I was sent this article after informing you all I used to be a snail mail paper book reviewer. I see lack of reviews are a common dilemma for lots of authors. It’s a serious enough issue for the American Scholar to write an article on it.
As I said before, I spend a lot of time away from the computers and simply did my writings without computer influence due to family concerns. And when I was first begin being introduced to the public 90% of my marketing was done in person. Seeing this situation at hand, I am glad I started out meeting and greeting readers in person. Or it would’ve been much harder to get my work out there.
I have seen well-know authors books sitting with scarce reviews.
I guess the old snail mail kind of reviewing doesn’t exist anymore. Well, I have not done it in years, so I wouldn’t know. I hadn’t realized the reviewing market had changed so much.
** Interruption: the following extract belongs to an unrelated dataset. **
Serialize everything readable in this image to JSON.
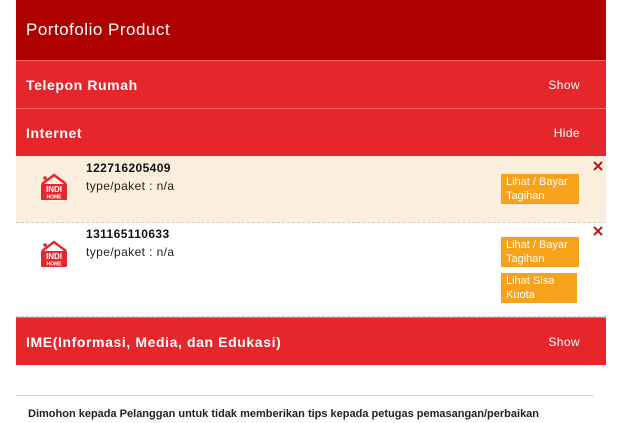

Some are blaming Indie publishing for this plight but I don’t think that’s the case. I have read many Indie authors who wrote very intriguing books.
Before she started studying book reviews, Phillipa Chong once worked to procure them. Chong interned at a Canadian publishing house during college, and quickly learned that book reviews were everything. “There was a sense that if you didn’t get a book review, your title was going to die on the vine,” she told me.
By the time she finished her doctoral studies in 2014, the landscape for book reviews had changed. Just as Rotten Tomatoes and Yelp did for film and restaurant criticism, Amazon and Goodreads democratized who could review books. “Suddenly, the debate was about whether we needed critics at all,” Chong says. “It was such a stark difference from my experience with critics during my internship. I wanted to figure out how those two storylines fit together.”
But to go back to the idea of authenticity and trust, this is just as much if not more of an issue for reviews on places like Goodreads and Amazon. Who is booklover123? Is it the author’s aunt? Agent? An ex-student who feels he deserved an “A”? Remember in 2004 when Amazon accidentally listed the identity of anonymous posters? It turned out that many reviews were generated by people using fake identities to boost or depress the ratings of books, something called “sockpuppeting.” There are personal and professional consequences to critics that actually facilitate a particular professionalism and integrity. Yes, it may be surprising to some that worrying about how other writers will respond to their reviews is part of how critics write their reviews. But it’s also this sense of “peer policing” that keeps most critics on their toes about producing good and work. Though it doesn’t always work …
This maybe the case but why punish the entire industry for the actions of a few. I had to look up what Sockpuppeting was. It is when one person uses an alternate account to pose as a separate person. It’s a form of deception where one person pretends to be others, often to push an agenda or troll an audience.